OSHA Issues Final Rule to Its Improve Tracking of Workplace Injuries and Illnesses Regulation
This week, the U.S. Department of Labor’s Occupational Safety and Health Administration (OSHA) issued a final rule to its Improve Tracking of Workplace Injuries and Illnesses recordkeeping regulation.
In its final rule, OSHA requires certain employers to electronically submit injury and illness data that they are already required to record on their onsite OSHA Injury and Illness forms. These employers include establishments with 250 or more employees that are currently required to keep OSHA injury and illness records, as well as establishments with 20–249 employees that are classified in a number of specific industries—including construction; businesses that provide services to buildings and dwellings; and waste collection, treatment, and storage companies—that must electronically submit their Form 300A Summary data to OSHA.
The agency states that it is collecting this information to improve its ability to identify establishments that experience high rates of occupational injuries and illnesses. OSHA intends to use the data to interact with these establishments, through both outreach and enforcement initiatives, with the goal of reducing injuries and illnesses. On its website, OSHA claims that this regulation will improve the accuracy of this data by ensuring that workers will not fear retaliation for reporting injuries or illnesses.
The rule also prohibits employers from discouraging workers from reporting an injury or illness. The final rule requires employers to inform employees of their right to report work-related injuries and illnesses free from retaliation, which can be satisfied by posting the already-required OSHA workplace poster. It also clarifies the existing implicit requirement that an employer’s procedure for reporting work-related injuries and illnesses must be reasonable and not deter or discourage employees from reporting, and incorporates the existing statutory prohibition on retaliating against employees for reporting work-related injuries or illnesses.

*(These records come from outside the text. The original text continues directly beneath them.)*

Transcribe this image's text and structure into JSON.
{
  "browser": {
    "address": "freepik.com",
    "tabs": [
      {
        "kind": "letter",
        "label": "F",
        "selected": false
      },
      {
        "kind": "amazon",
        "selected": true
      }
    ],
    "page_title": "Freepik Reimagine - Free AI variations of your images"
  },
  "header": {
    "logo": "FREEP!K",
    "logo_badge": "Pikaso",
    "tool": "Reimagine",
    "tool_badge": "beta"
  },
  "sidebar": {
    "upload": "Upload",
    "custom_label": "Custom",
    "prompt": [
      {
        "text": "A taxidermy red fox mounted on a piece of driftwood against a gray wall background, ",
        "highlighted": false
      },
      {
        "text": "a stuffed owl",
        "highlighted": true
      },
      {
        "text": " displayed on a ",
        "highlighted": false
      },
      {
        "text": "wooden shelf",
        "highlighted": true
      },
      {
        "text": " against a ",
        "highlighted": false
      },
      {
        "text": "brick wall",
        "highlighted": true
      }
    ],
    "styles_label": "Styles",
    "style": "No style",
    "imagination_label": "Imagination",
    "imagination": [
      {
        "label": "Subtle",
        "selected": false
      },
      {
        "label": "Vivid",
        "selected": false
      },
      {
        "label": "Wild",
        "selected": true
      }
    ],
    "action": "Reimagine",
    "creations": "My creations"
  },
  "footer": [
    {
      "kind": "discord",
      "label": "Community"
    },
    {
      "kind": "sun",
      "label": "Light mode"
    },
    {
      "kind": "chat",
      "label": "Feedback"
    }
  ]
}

After the publication of the final rule, Associated Builders and Contractors (ABC), a national construction industry trade association with more than 22,000 members, voiced its opposition via a press release.
“Unfortunately, the Biden administration is moving forward with a final rule that does nothing to achieve OSHA’s stated goal of reducing injuries and illnesses,” said Ben Brubeck, ABC vice president of regulatory, labor and state affairs. “Instead, the final rule will force employers to disclose sensitive information to the public that can easily be manipulated, mischaracterized, and misused for reasons wholly unrelated to safety, as well as subject employers to illegitimate attacks and employees to violations of their privacy.”
“Smaller companies will also be negatively impacted by expanding the mandate to establishments with 100 or more employees,” Brubeck continued. “The recorded information can easily be backtracked to identify specific injuries and illnesses, and thereby the medical information of individuals in the workplace, violating their privacy.”
The final rule becomes effective on January 1, 2024.